Take a Stand
Coyotes prefer the path of least resistance when not in danger. Scout pathways to ambush a roamer. Your deer-hunting outings likely provide insight on coyote travel corridors: think edges, openings, trails, connected habitat. Also scout for rodents and small game. Set up a treestand or post on an elevated knob.
Spot and Stalk
Rolling hayfields and picked cornfields offer opportunities to glass up a hunting or napping coyote. Ease up to fence lines and terrain to avoid being silhouetted. Glass carefully then move slowly to the next vantage. If you spot a coyote, mind the wind when advancing to shooting range behind terrain.
Feed Their Hunger
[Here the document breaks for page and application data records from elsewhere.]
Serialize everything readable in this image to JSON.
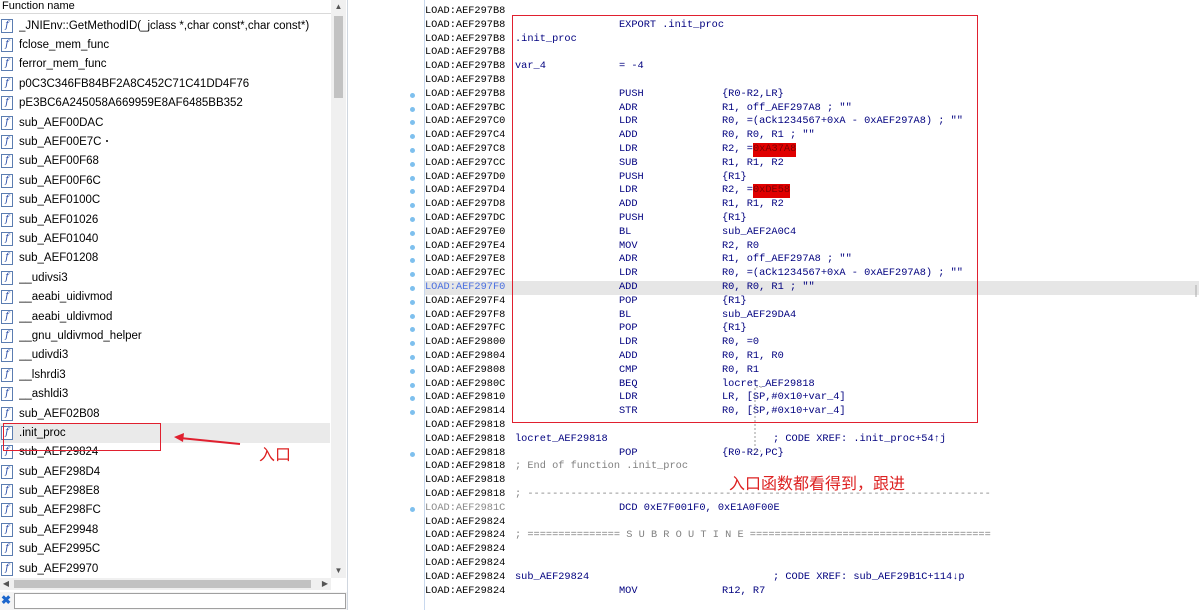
{
  "left_panel": {
    "header": "Function name",
    "functions": [
      {
        "label": "_JNIEnv::GetMethodID(_jclass *,char const*,char const*)"
      },
      {
        "label": "fclose_mem_func"
      },
      {
        "label": "ferror_mem_func"
      },
      {
        "label": "p0C3C346FB84BF2A8C452C71C41DD4F76"
      },
      {
        "label": "pE3BC6A245058A669959E8AF6485BB352"
      },
      {
        "label": "sub_AEF00DAC"
      },
      {
        "label": "sub_AEF00E7C"
      },
      {
        "label": "sub_AEF00F68"
      },
      {
        "label": "sub_AEF00F6C"
      },
      {
        "label": "sub_AEF0100C"
      },
      {
        "label": "sub_AEF01026"
      },
      {
        "label": "sub_AEF01040"
      },
      {
        "label": "sub_AEF01208"
      },
      {
        "label": "__udivsi3"
      },
      {
        "label": "__aeabi_uidivmod"
      },
      {
        "label": "__aeabi_uldivmod"
      },
      {
        "label": "__gnu_uldivmod_helper"
      },
      {
        "label": "__udivdi3"
      },
      {
        "label": "__lshrdi3"
      },
      {
        "label": "__ashldi3"
      },
      {
        "label": "sub_AEF02B08"
      },
      {
        "label": ".init_proc"
      },
      {
        "label": "sub_AEF29824"
      },
      {
        "label": "sub_AEF298D4"
      },
      {
        "label": "sub_AEF298E8"
      },
      {
        "label": "sub_AEF298FC"
      },
      {
        "label": "sub_AEF29948"
      },
      {
        "label": "sub_AEF2995C"
      },
      {
        "label": "sub_AEF29970"
      }
    ],
    "selected": ".init_proc",
    "function_icon": "function-f-icon",
    "filter_icon": "close-x-icon",
    "filter_value": ""
  },
  "annotations": {
    "entry_label": "入口",
    "follow_label": "入口函数都看得到，跟进",
    "color": "#e0202f"
  },
  "disasm": {
    "lines": [
      {
        "addr": "LOAD:AEF297B8",
        "a": "",
        "b": "",
        "c": ""
      },
      {
        "addr": "LOAD:AEF297B8",
        "a": "",
        "b": "EXPORT .init_proc",
        "c": ""
      },
      {
        "addr": "LOAD:AEF297B8",
        "a": ".init_proc",
        "b": "",
        "c": ""
      },
      {
        "addr": "LOAD:AEF297B8",
        "a": "",
        "b": "",
        "c": ""
      },
      {
        "addr": "LOAD:AEF297B8",
        "a": "var_4",
        "b": "= -4",
        "c": ""
      },
      {
        "addr": "LOAD:AEF297B8",
        "a": "",
        "b": "",
        "c": ""
      },
      {
        "addr": "LOAD:AEF297B8",
        "a": "",
        "b": "PUSH",
        "c": "{R0-R2,LR}"
      },
      {
        "addr": "LOAD:AEF297BC",
        "a": "",
        "b": "ADR",
        "c": "R1, off_AEF297A8 ; \"\""
      },
      {
        "addr": "LOAD:AEF297C0",
        "a": "",
        "b": "LDR",
        "c": "R0, =(aCk1234567+0xA - 0xAEF297A8) ; \"\""
      },
      {
        "addr": "LOAD:AEF297C4",
        "a": "",
        "b": "ADD",
        "c": "R0, R0, R1 ; \"\""
      },
      {
        "addr": "LOAD:AEF297C8",
        "a": "",
        "b": "LDR",
        "c": "R2, =",
        "red": "0xA37A8"
      },
      {
        "addr": "LOAD:AEF297CC",
        "a": "",
        "b": "SUB",
        "c": "R1, R1, R2"
      },
      {
        "addr": "LOAD:AEF297D0",
        "a": "",
        "b": "PUSH",
        "c": "{R1}"
      },
      {
        "addr": "LOAD:AEF297D4",
        "a": "",
        "b": "LDR",
        "c": "R2, =",
        "red": "0xDE58"
      },
      {
        "addr": "LOAD:AEF297D8",
        "a": "",
        "b": "ADD",
        "c": "R1, R1, R2"
      },
      {
        "addr": "LOAD:AEF297DC",
        "a": "",
        "b": "PUSH",
        "c": "{R1}"
      },
      {
        "addr": "LOAD:AEF297E0",
        "a": "",
        "b": "BL",
        "c": "sub_AEF2A0C4"
      },
      {
        "addr": "LOAD:AEF297E4",
        "a": "",
        "b": "MOV",
        "c": "R2, R0"
      },
      {
        "addr": "LOAD:AEF297E8",
        "a": "",
        "b": "ADR",
        "c": "R1, off_AEF297A8 ; \"\""
      },
      {
        "addr": "LOAD:AEF297EC",
        "a": "",
        "b": "LDR",
        "c": "R0, =(aCk1234567+0xA - 0xAEF297A8) ; \"\""
      },
      {
        "addr": "LOAD:AEF297F0",
        "a": "",
        "b": "ADD",
        "c": "R0, R0, R1 ; \"\"",
        "hl": true
      },
      {
        "addr": "LOAD:AEF297F4",
        "a": "",
        "b": "POP",
        "c": "{R1}"
      },
      {
        "addr": "LOAD:AEF297F8",
        "a": "",
        "b": "BL",
        "c": "sub_AEF29DA4"
      },
      {
        "addr": "LOAD:AEF297FC",
        "a": "",
        "b": "POP",
        "c": "{R1}"
      },
      {
        "addr": "LOAD:AEF29800",
        "a": "",
        "b": "LDR",
        "c": "R0, =0"
      },
      {
        "addr": "LOAD:AEF29804",
        "a": "",
        "b": "ADD",
        "c": "R0, R1, R0"
      },
      {
        "addr": "LOAD:AEF29808",
        "a": "",
        "b": "CMP",
        "c": "R0, R1"
      },
      {
        "addr": "LOAD:AEF2980C",
        "a": "",
        "b": "BEQ",
        "c": "locret_AEF29818"
      },
      {
        "addr": "LOAD:AEF29810",
        "a": "",
        "b": "LDR",
        "c": "LR, [SP,#0x10+var_4]"
      },
      {
        "addr": "LOAD:AEF29814",
        "a": "",
        "b": "STR",
        "c": "R0, [SP,#0x10+var_4]"
      },
      {
        "addr": "LOAD:AEF29818",
        "a": "",
        "b": "",
        "c": ""
      },
      {
        "addr": "LOAD:AEF29818",
        "a": "locret_AEF29818",
        "b": "",
        "c": "",
        "xref": "; CODE XREF: .init_proc+54↑j"
      },
      {
        "addr": "LOAD:AEF29818",
        "a": "",
        "b": "POP",
        "c": "{R0-R2,PC}"
      },
      {
        "addr": "LOAD:AEF29818",
        "a": "",
        "b": "",
        "c": "",
        "full_cmt": "; End of function .init_proc"
      },
      {
        "addr": "LOAD:AEF29818",
        "a": "",
        "b": "",
        "c": ""
      },
      {
        "addr": "LOAD:AEF29818",
        "a": "",
        "b": "",
        "c": "",
        "full_cmt": "; ---------------------------------------------------------------------------"
      },
      {
        "addr": "LOAD:AEF2981C",
        "a": "",
        "b": "DCD 0xE7F001F0, 0xE1A0F00E",
        "c": "",
        "gray": true
      },
      {
        "addr": "LOAD:AEF29824",
        "a": "",
        "b": "",
        "c": ""
      },
      {
        "addr": "LOAD:AEF29824",
        "a": "",
        "b": "",
        "c": "",
        "full_cmt": "; =============== S U B R O U T I N E ======================================="
      },
      {
        "addr": "LOAD:AEF29824",
        "a": "",
        "b": "",
        "c": ""
      },
      {
        "addr": "LOAD:AEF29824",
        "a": "",
        "b": "",
        "c": ""
      },
      {
        "addr": "LOAD:AEF29824",
        "a": "sub_AEF29824",
        "b": "",
        "c": "",
        "xref": "; CODE XREF: sub_AEF29B1C+114↓p"
      },
      {
        "addr": "LOAD:AEF29824",
        "a": "",
        "b": "MOV",
        "c": "R12, R7"
      }
    ]
  }
}
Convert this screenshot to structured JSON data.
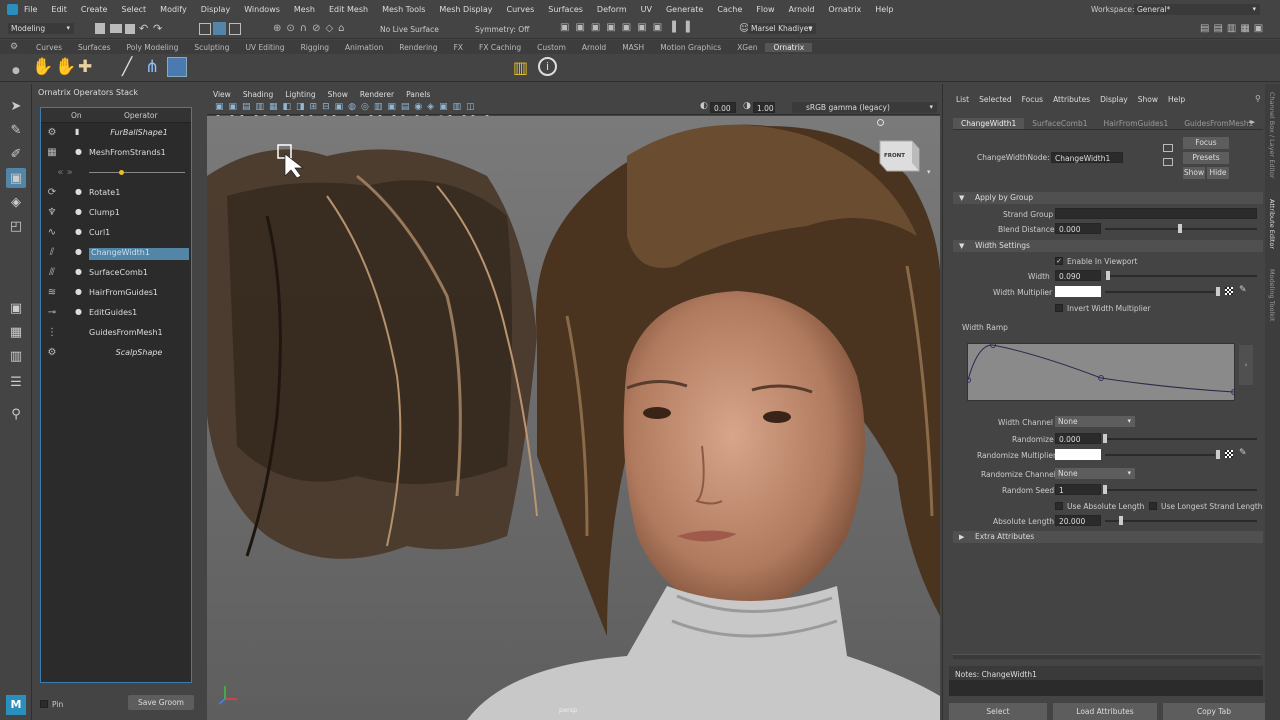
{
  "menubar": {
    "items": [
      "File",
      "Edit",
      "Create",
      "Select",
      "Modify",
      "Display",
      "Windows",
      "Mesh",
      "Edit Mesh",
      "Mesh Tools",
      "Mesh Display",
      "Curves",
      "Surfaces",
      "Deform",
      "UV",
      "Generate",
      "Cache",
      "Flow",
      "Arnold",
      "Ornatrix",
      "Help"
    ],
    "workspace_label": "Workspace:",
    "workspace_value": "General*"
  },
  "statusline": {
    "mode": "Modeling",
    "live_surface": "No Live Surface",
    "symmetry": "Symmetry: Off",
    "user": "Marsel Khadiyev"
  },
  "shelf_tabs": [
    "Curves",
    "Surfaces",
    "Poly Modeling",
    "Sculpting",
    "UV Editing",
    "Rigging",
    "Animation",
    "Rendering",
    "FX",
    "FX Caching",
    "Custom",
    "Arnold",
    "MASH",
    "Motion Graphics",
    "XGen",
    "Ornatrix"
  ],
  "shelf_active": "Ornatrix",
  "ops_stack": {
    "title": "Ornatrix Operators Stack",
    "col_on": "On",
    "col_operator": "Operator",
    "rows": [
      {
        "label": "FurBallShape1",
        "italic": true,
        "icon": "gear-icon"
      },
      {
        "label": "MeshFromStrands1",
        "italic": false,
        "icon": "strands-icon"
      },
      {
        "label": "",
        "italic": false,
        "icon": "arrows-icon"
      },
      {
        "label": "Rotate1",
        "italic": false,
        "icon": "rotate-icon"
      },
      {
        "label": "Clump1",
        "italic": false,
        "icon": "clump-icon"
      },
      {
        "label": "Curl1",
        "italic": false,
        "icon": "curl-icon"
      },
      {
        "label": "ChangeWidth1",
        "italic": false,
        "icon": "width-icon",
        "selected": true
      },
      {
        "label": "SurfaceComb1",
        "italic": false,
        "icon": "comb-icon"
      },
      {
        "label": "HairFromGuides1",
        "italic": false,
        "icon": "hair-icon"
      },
      {
        "label": "EditGuides1",
        "italic": false,
        "icon": "edit-guides-icon"
      },
      {
        "label": "GuidesFromMesh1",
        "italic": false,
        "icon": "guides-icon"
      },
      {
        "label": "ScalpShape",
        "italic": true,
        "icon": "gear-icon"
      }
    ],
    "pin_label": "Pin",
    "save_label": "Save Groom"
  },
  "viewport": {
    "menu": [
      "View",
      "Shading",
      "Lighting",
      "Show",
      "Renderer",
      "Panels"
    ],
    "field1": "0.00",
    "field2": "1.00",
    "colorspace": "sRGB gamma (legacy)",
    "camera_label": "persp",
    "viewcube_label": "FRONT"
  },
  "attr_editor": {
    "menu": [
      "List",
      "Selected",
      "Focus",
      "Attributes",
      "Display",
      "Show",
      "Help"
    ],
    "tabs": [
      "ChangeWidth1",
      "SurfaceComb1",
      "HairFromGuides1",
      "GuidesFromMesh1"
    ],
    "node_label": "ChangeWidthNode:",
    "node_value": "ChangeWidth1",
    "focus_btn": "Focus",
    "presets_btn": "Presets",
    "show_btn": "Show",
    "hide_btn": "Hide",
    "apply_by_group": "Apply by Group",
    "strand_group_label": "Strand Group",
    "blend_distance_label": "Blend Distance",
    "blend_distance_value": "0.000",
    "width_settings": "Width Settings",
    "enable_viewport_label": "Enable In Viewport",
    "width_label": "Width",
    "width_value": "0.090",
    "width_multiplier_label": "Width Multiplier",
    "invert_label": "Invert Width Multiplier",
    "width_ramp_label": "Width Ramp",
    "width_channel_label": "Width Channel",
    "width_channel_value": "None",
    "randomize_label": "Randomize",
    "randomize_value": "0.000",
    "randomize_mult_label": "Randomize Multiplier",
    "randomize_channel_label": "Randomize Channel",
    "randomize_channel_value": "None",
    "random_seed_label": "Random Seed",
    "random_seed_value": "1",
    "use_abs_label": "Use Absolute Length",
    "use_longest_label": "Use Longest Strand Length",
    "abs_length_label": "Absolute Length",
    "abs_length_value": "20.000",
    "extra_attrs": "Extra Attributes",
    "notes_label": "Notes:  ChangeWidth1",
    "select_btn": "Select",
    "load_btn": "Load Attributes",
    "copy_btn": "Copy Tab"
  },
  "side_tabs": [
    "Channel Box / Layer Editor",
    "Attribute Editor",
    "Modeling Toolkit"
  ],
  "colors": {
    "accent": "#5285a6",
    "panel": "#444444",
    "field": "#2b2b2b"
  }
}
If regs allow baiting, scout woodland openings, field corners, clear-cuts and obscure locations to find a setting coyotes feel comfortable visiting day or night. Determine prevailing wind then locate a downwind site for a blind or stand. Acquire food scraps, preferably meat, and establish a bait pile. Check restaurants, meat processors and grocery stores; save table scraps and venison carcasses; or procure authorization to pick up roadkill. When the winds agree slip in for a long sit. If you restock on a schedule, coyotes may show up right after your visit. It’s a tactic black bear baiting experts have relied on for decades.
Drive ‘Em Out
Get pushy. Drive coyotes into shooting lanes with the help of friends. Push a coyote into the wind. Any sane coyote will only escape into the wind to check for danger. If the wind is wrong, abandon the push. Standers should enter from the sides and stay far enough away to avoid adding their scent to the scene. After confirming everyone is in position, drivers should walk slowly in a zigzag pattern to roust hidden coyotes. If the plan works coyotes will cross openings, and standers will have a front-row seat.